The town was named Somerset after an English governor of the Cape Colony during the 1800s, Lord Charles Henry Somerset, with the suffix 'West' being added after 1825 to differentiate it from Somerset East, another South African town in the Eastern Cape. In the 1830s, Sir Lowry's Pass, named after later governor Sir Lowry Cole, was constructed to link the town with outposts further east over the Hottentots-Holland mountains.

In the 1960s, the AECI factory between Somerset West and Strand was the second largest dynamite factory in the world. Today the town boasts the largest concentration of millionaire residents in the country.

Local Attractions

Somerset West is renowned for its annual display of Christmas lights erected atop the street lights of the Main Road. [citation needed] Each year people the Main Road is decorated with an array of flashing bells, angels, palm trees and camels, reindeer, candles and even squirrels(?). The display started in the late 1970s as a low key affair with only a few lights, but has since grown into a major tourist attraction. The Helderberg Lights Festival (aka the Strawberry Festival) traditionally complements these lights when the Main Road is closed off in the evening and floats, parades and flea market stalls are lined up under the lights.

Another popular Christmas tradition that has been held annually for the past 20 years at Vergelegen is Carols by Candlelight. Visitors are invited to bring a picnic basket, blanket and torch and celebrate the joy of Christmas with family and friends on the sprawling lawns amongst the historic camphor trees of this world-class wine farm.

The area also has its own community radio station, Radio Helderberg, broadcasting community notices and playing adult orientated English and Afrikaans pop music.

The Helderberg Nature Reserve, a 363 hectare natural wildlife preserve opened in 1964, contains a wide variety of smaller fauna (buck, tortoises and other reptiles) and outstanding specimens of indigenous flora such as protea and fynbos. The reserve also offers a variety of nature walks for ramblers. Entry fee as of August 2007 is around R11.

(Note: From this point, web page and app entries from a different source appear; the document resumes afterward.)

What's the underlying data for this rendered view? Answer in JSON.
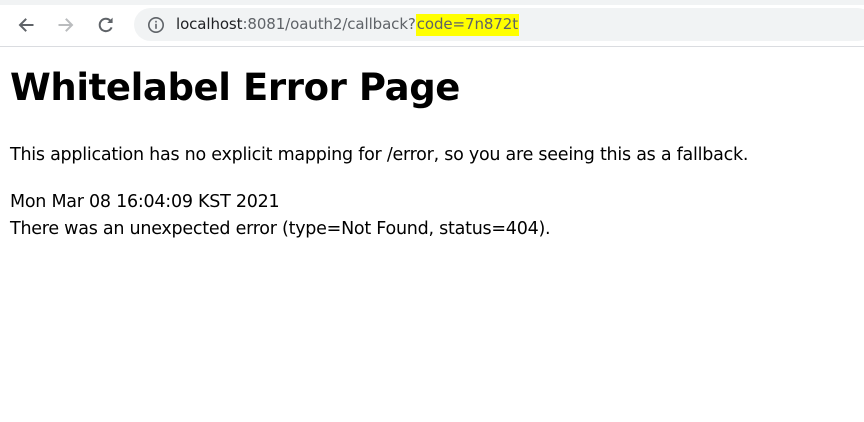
{
  "browser": {
    "back_icon": "arrow-left-icon",
    "forward_icon": "arrow-right-icon",
    "reload_icon": "reload-icon",
    "site_info_icon": "info-icon",
    "url": {
      "host": "localhost",
      "port_path": ":8081/oauth2/callback?",
      "query_highlighted": "code=7n872t"
    },
    "highlight_color": "#ffff00"
  },
  "page": {
    "title": "Whitelabel Error Page",
    "fallback_message": "This application has no explicit mapping for /error, so you are seeing this as a fallback.",
    "timestamp": "Mon Mar 08 16:04:09 KST 2021",
    "error_detail": "There was an unexpected error (type=Not Found, status=404)."
  }
}
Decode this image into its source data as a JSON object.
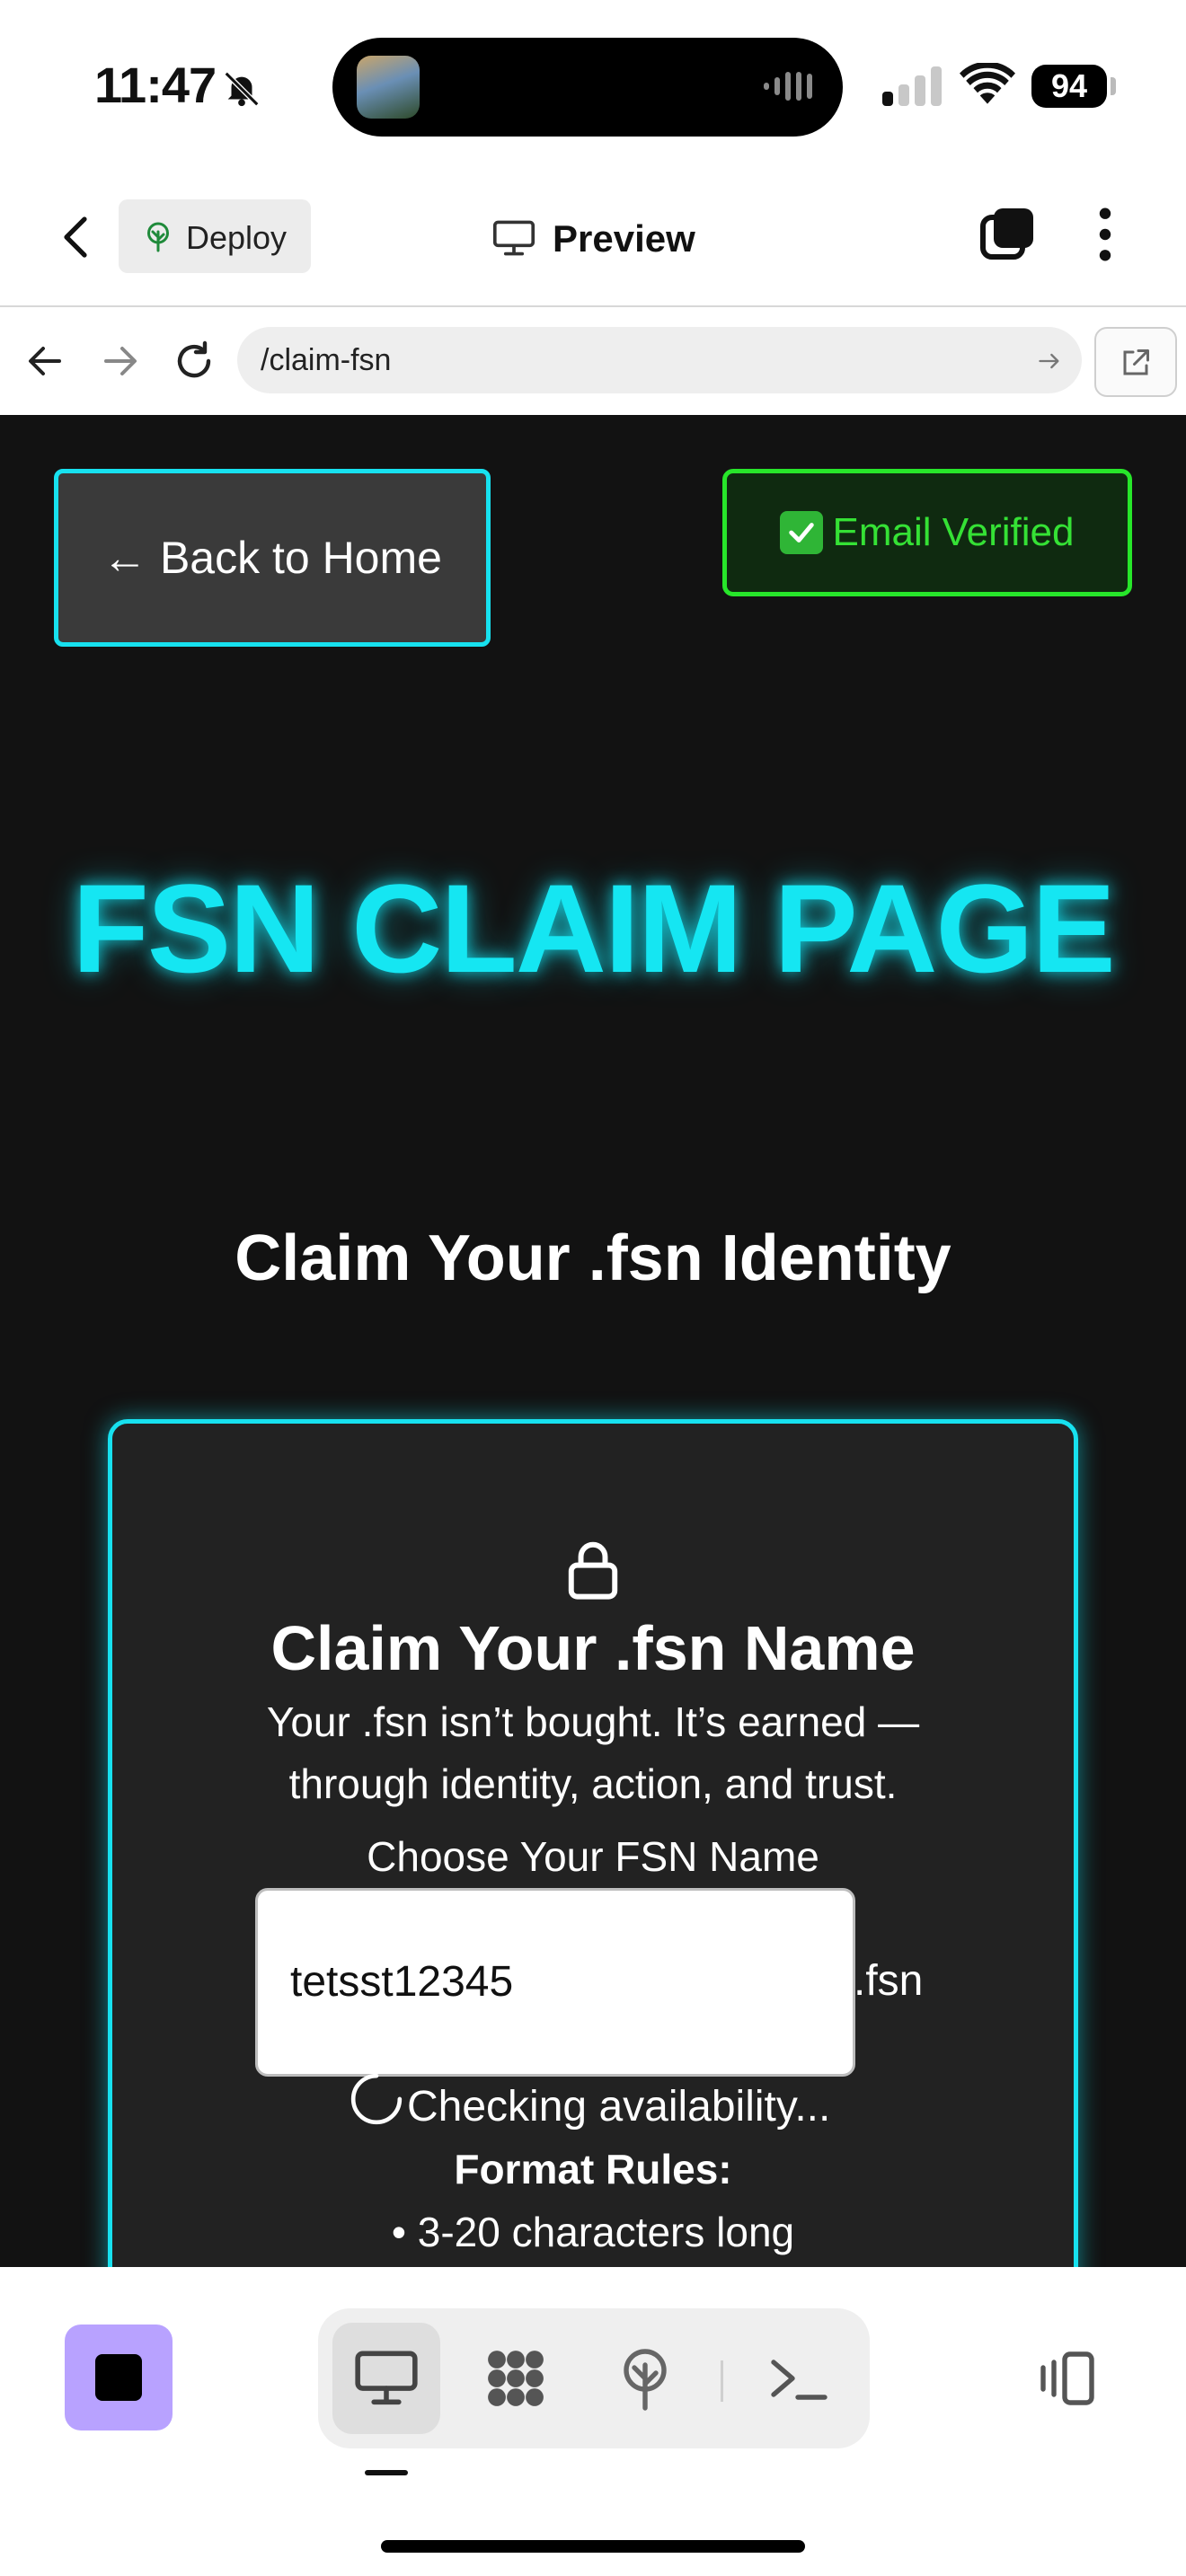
{
  "status_bar": {
    "time": "11:47",
    "battery": "94",
    "icons": [
      "bell-muted-icon",
      "audio-wave-icon",
      "signal-icon",
      "wifi-icon",
      "battery-icon"
    ]
  },
  "app_header": {
    "deploy_label": "Deploy",
    "preview_label": "Preview",
    "icons": [
      "chevron-left-icon",
      "deploy-tree-icon",
      "monitor-icon",
      "tabs-icon",
      "more-vertical-icon"
    ]
  },
  "url_bar": {
    "url": "/claim-fsn",
    "icons": [
      "arrow-left-icon",
      "arrow-right-icon",
      "reload-icon",
      "go-arrow-icon",
      "external-link-icon"
    ]
  },
  "page": {
    "back_button": "← Back to Home",
    "verified_badge": "Email Verified",
    "title": "FSN CLAIM PAGE",
    "subtitle": "Claim Your .fsn Identity",
    "card": {
      "title": "Claim Your .fsn Name",
      "description": "Your .fsn isn’t bought. It’s earned — through identity, action, and trust.",
      "input_label": "Choose Your FSN Name",
      "input_value": "tetsst12345",
      "suffix": ".fsn",
      "status": "Checking availability...",
      "rules_heading": "Format Rules:",
      "rules": [
        "• 3-20 characters long"
      ]
    },
    "colors": {
      "accent": "#17e1ef",
      "verified": "#27e62a",
      "background": "#121212",
      "card": "#222222"
    }
  },
  "bottom_toolbar": {
    "icons": [
      "stop-icon",
      "desktop-icon",
      "integrations-icon",
      "deploy-icon",
      "terminal-icon",
      "layout-toggle-icon"
    ]
  }
}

The historic town of Stellenbosch, founded by the Dutch settlers in the 17th century is reachable from Somerset West via the R44 road that takes the traveller through the magnificent scenery of this part of the world. Wine farms dot the route as well as vegetable and fruit growing fields and mountains drowse in the background.